In a sudden move, former Union law minister and Congress leader Ashwani Kumar left his party of 46 years. It’s been over a month but he hasn’t joined any other political party yet. In an exclusive interview with Ashhar Khan, Dr Kumar, also known as a public intellectual, says though he has moved away from “party politics for now”, he’s very much in the political sphere to raise issues of national importance. Interestingly, his options of joining a political party are very much open. Excerpts from the interview:
Q: How do you see the nature of politics after the results of these five Assembly elections?
The nation stands at the cusp of a transformative political change. The BJP’s unchallenged pole position and the AAP’s decisive victory in Punjab is a clear indication of the country’s changed political landscape.
The Congress is being replaced by the TMC and AAP as future leaders in a possible alternative national coalition.
The tectonic shift in the political consciousness of India is undeniable. People are willing to engage with any party or leader who is seen as representing change for the better. Implicit in this reality is a rejection of a stagnant status quo. Clearly, the youth in a young and aspiring India are driving the change.
Q: You have been in Parliament, in the party, in government and in the Opposition. How would you articulate a change for the better?
A: Well, you see it’s time to imagine a refreshing politics of national renewal, moving away from hackneyed clichés, repetitive ideological jargons without contextual relevance and a debilitative political discourse that has destroyed the credibility of the political class, as the driver of Indian democracy. Navigating the stupendous challenges of our times, which are also global in nature, remains a political challenge. The leadership that can secure a broad political consensus around critical issues without being captive to the limiting “isms” of politics is the need of the hour. For this to happen, political parties must find a modus vivendi to ensure that leaders and parties shun visceral animosities and vitriolic political discourse. While democratic politics is essentially competitive, our democracy need not be conflict-driven all the time.
Q: In the last decade we’ve seen politics has got very personal. Attacks from both sides have got sharper. Do you feel this has overshadowed the real issues?
Denigrating national icons on either side ill serves our history and respect for institutional integrity demands civilised and appropriate discourse about the highest political executive and leader of the nation. The harshness of language can’t define the weight of the message. And politics that feeds on calumny cannot be the answer to India’s retreating democracy. In an age when ideological differences are getting blurred and no political party seems untouchable, it should not be difficult to pursue cooperative bipartisan politics on critical national issues consistent with the felt sensitivities of the nation. Such issues include environmental imperatives, national security, the challenge of cyber terrorism, pandemics, food and water security, terrorism, the widening social and economic disparities, the humanitarian challenge of extreme poverty and the urgent need to address digital divides in a technology driven world.

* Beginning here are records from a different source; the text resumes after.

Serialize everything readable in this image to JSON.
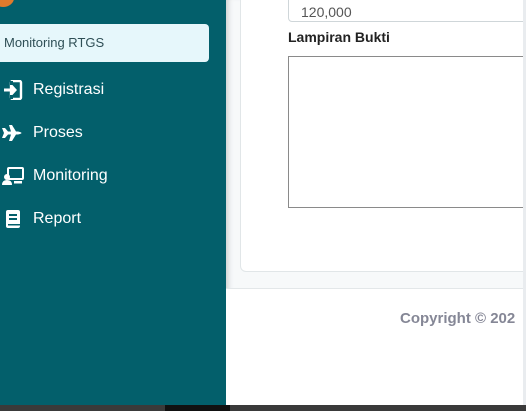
{
  "sidebar": {
    "active_sub_item": "Monitoring RTGS",
    "items": [
      {
        "label": "Registrasi",
        "icon": "sign-in-icon"
      },
      {
        "label": "Proses",
        "icon": "plane-icon"
      },
      {
        "label": "Monitoring",
        "icon": "monitor-user-icon"
      },
      {
        "label": "Report",
        "icon": "book-icon"
      }
    ]
  },
  "form": {
    "amount_value": "120,000",
    "attachment_label": "Lampiran Bukti"
  },
  "footer": {
    "copyright": "Copyright © 202"
  },
  "colors": {
    "sidebar_bg": "#035f6b",
    "active_item_bg": "#e6f7fb",
    "footer_text": "#858796"
  }
}
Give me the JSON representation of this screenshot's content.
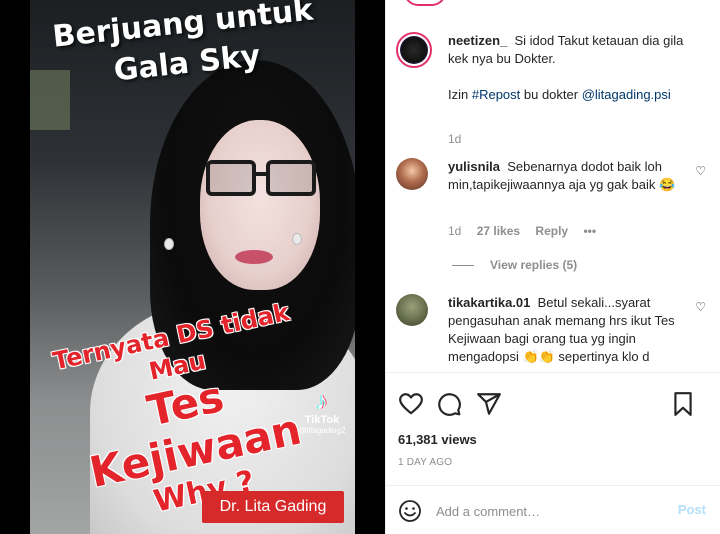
{
  "video": {
    "caption_top_line1": "Berjuang untuk",
    "caption_top_line2": "Gala Sky",
    "caption_red_line1": "Ternyata DS tidak Mau",
    "caption_red_line2": "Tes Kejiwaan",
    "caption_red_line3": "Why ?",
    "watermark_name": "TikTok",
    "watermark_handle": "@litagading2",
    "badge": "Dr. Lita Gading"
  },
  "comments": [
    {
      "username": "neetizen_",
      "text": "Si idod Takut ketauan dia gila kek nya bu Dokter.",
      "text2_prefix": "Izin ",
      "hashtag": "#Repost",
      "text2_mid": " bu dokter ",
      "mention": "@litagading.psi",
      "age": "1d"
    },
    {
      "username": "yulisnila",
      "text": "Sebenarnya dodot baik loh min,tapikejiwaannya aja yg gak baik 😂",
      "age": "1d",
      "likes": "27 likes",
      "reply": "Reply",
      "more": "•••",
      "view_replies": "View replies (5)"
    },
    {
      "username": "tikakartika.01",
      "text": "Betul sekali...syarat pengasuhan anak memang hrs ikut Tes Kejiwaan bagi orang tua yg ingin mengadopsi 👏👏 sepertinya klo d"
    }
  ],
  "actions": {
    "views": "61,381 views",
    "posted": "1 DAY AGO"
  },
  "comment_box": {
    "placeholder": "Add a comment…",
    "post_label": "Post"
  },
  "colors": {
    "link": "#00376b",
    "muted": "#8e8e8e",
    "post_disabled": "#b2dffc",
    "story_ring": "#e1306c",
    "badge_red": "#d62a2a"
  }
}
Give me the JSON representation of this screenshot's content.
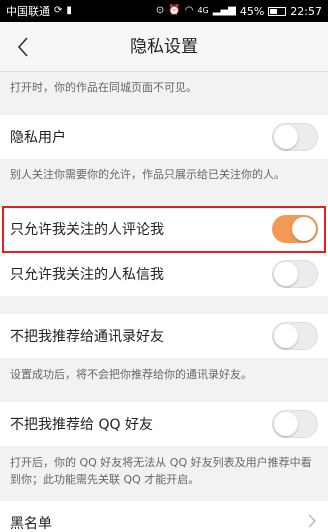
{
  "status_bar": {
    "carrier": "中国联通",
    "battery": "45%",
    "battery_level": 0.45,
    "time": "22:57",
    "signal_label": "4G"
  },
  "nav": {
    "title": "隐私设置"
  },
  "notes": {
    "top": "打开时，你的作品在同城页面不可见。",
    "private_user": "别人关注你需要你的允许，作品只展示给已关注你的人。",
    "contacts": "设置成功后，将不会把你推荐给你的通讯录好友。",
    "qq": "打开后，你的 QQ 好友将无法从 QQ 好友列表及用户推荐中看到你；此功能需先关联 QQ 才能开启。"
  },
  "settings": {
    "private_user": {
      "label": "隐私用户",
      "on": false
    },
    "comment_only_following": {
      "label": "只允许我关注的人评论我",
      "on": true
    },
    "message_only_following": {
      "label": "只允许我关注的人私信我",
      "on": false
    },
    "no_recommend_contacts": {
      "label": "不把我推荐给通讯录好友",
      "on": false
    },
    "no_recommend_qq": {
      "label": "不把我推荐给 QQ 好友",
      "on": false
    },
    "blacklist": {
      "label": "黑名单"
    }
  },
  "colors": {
    "accent": "#f19a55",
    "highlight": "#e0211f"
  }
}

Q: Do you feel that since elections are constantly happening around us, the political parties are in “populist mode” and the issues you mentioned are mostly on the backburner?
It’s not a happy circumstance that the nation is perpetually consumed with elections at various levels that feeds unsustainable populism and hinders the making and execution of critical policy choices. It’s time to think proactively about “one nation, one election”, with the necessary measures to ensure a level playing field. The need to pursue cooperative nationalism consistent with our plurality and social realities is self-evident, given the forces of discord that threaten our unity as a nation.

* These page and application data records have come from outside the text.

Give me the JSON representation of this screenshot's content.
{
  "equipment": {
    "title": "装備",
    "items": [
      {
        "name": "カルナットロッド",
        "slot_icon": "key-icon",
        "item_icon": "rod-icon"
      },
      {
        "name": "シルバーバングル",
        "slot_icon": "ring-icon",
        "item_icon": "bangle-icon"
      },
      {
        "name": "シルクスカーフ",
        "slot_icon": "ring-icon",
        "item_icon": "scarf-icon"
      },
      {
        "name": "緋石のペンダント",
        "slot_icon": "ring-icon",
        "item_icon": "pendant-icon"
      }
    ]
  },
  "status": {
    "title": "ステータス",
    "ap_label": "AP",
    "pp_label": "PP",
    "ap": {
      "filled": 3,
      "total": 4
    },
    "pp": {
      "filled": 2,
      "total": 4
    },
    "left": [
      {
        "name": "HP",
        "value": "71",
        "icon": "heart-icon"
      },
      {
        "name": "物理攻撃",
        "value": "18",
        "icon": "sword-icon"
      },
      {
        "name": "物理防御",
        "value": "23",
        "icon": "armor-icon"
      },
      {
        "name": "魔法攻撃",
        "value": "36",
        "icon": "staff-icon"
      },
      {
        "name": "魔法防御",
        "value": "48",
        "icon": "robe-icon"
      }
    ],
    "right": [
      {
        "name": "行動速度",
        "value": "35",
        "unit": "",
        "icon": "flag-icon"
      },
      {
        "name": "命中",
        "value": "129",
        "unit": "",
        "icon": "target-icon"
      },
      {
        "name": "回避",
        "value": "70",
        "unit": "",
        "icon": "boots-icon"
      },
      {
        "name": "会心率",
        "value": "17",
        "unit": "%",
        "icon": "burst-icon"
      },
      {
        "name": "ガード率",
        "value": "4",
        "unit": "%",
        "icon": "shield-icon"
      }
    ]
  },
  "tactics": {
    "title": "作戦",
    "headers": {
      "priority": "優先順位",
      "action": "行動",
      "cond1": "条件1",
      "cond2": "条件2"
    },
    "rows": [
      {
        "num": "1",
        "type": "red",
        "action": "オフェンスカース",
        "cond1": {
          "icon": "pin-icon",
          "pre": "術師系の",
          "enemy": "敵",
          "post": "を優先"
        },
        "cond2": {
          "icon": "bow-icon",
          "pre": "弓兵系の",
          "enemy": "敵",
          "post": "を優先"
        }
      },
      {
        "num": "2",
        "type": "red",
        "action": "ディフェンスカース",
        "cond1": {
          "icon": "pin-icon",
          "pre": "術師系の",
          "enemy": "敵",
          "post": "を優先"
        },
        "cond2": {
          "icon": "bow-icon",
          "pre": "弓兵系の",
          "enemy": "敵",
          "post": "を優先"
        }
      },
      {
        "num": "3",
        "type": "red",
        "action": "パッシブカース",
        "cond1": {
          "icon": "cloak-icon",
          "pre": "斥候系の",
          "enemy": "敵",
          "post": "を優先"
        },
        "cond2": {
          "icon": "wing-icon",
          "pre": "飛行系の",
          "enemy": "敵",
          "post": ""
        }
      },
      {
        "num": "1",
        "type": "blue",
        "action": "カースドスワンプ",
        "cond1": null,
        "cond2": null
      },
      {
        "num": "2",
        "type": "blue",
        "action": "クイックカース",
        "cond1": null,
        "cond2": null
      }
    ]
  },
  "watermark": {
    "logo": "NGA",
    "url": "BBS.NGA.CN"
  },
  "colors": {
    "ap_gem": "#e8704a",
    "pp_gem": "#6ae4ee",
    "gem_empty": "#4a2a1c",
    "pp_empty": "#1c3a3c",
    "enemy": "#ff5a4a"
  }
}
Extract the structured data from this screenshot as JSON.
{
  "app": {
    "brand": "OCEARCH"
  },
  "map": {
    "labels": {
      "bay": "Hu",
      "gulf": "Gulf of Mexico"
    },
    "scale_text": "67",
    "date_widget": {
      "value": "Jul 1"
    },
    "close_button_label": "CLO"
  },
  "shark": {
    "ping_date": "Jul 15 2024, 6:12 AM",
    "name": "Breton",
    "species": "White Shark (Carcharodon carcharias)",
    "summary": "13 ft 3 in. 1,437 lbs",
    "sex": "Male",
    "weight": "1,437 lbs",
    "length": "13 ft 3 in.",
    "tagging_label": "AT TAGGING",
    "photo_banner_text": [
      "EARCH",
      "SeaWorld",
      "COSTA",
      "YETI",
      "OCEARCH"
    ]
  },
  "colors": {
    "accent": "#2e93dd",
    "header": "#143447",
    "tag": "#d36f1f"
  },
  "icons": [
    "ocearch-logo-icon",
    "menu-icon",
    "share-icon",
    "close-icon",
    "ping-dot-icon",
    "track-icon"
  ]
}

Q: What, according to you, is the kind of leadership the nation needs and how can democracy be strengthened?
The ability to understand the mood of the nation, mould it when necessary and summon the national will in aid of national purposes is a test of leadership. To strengthen our democracy, it’s necessary to ensure that the exercise of State power is held accountable with reference to its purposes and constitutional restraints. A broad political consensus must be in place to ensure administrative power is not exercised to intimidate political opponents, an essential prerequisite of our proclaimed commitment to the rule of law. A polarised polity is not the answer to the challenges of a society with diversities as large as ours. We need to refashion our politics to address new realities. We must elevate our politics to validate Thomas Mann’s reminder that the destiny of man is determined in political terms.
Q: On a personal question, you left the Congress rather suddenly. What, according to you, ails the party?
It gives me no pleasure to say that for quite some time, senior leaders have been feeling diminished and irrelevant in the party. Clearly, those denuded of their dignity and relevance can’t lend strength to their party. And “leaders” dwarfed by timidity and lack of intellectual credibility can’t lead. This is the inescapable lesson of history.
Q: Can the Congress in its present situation rise to the challenges you have mentioned? If so, what will it take for the party to achieve them?
It’s not for me to advise how the party can be resurrected. I am sure the answers are known to all concerned. I wish my old party and its president well....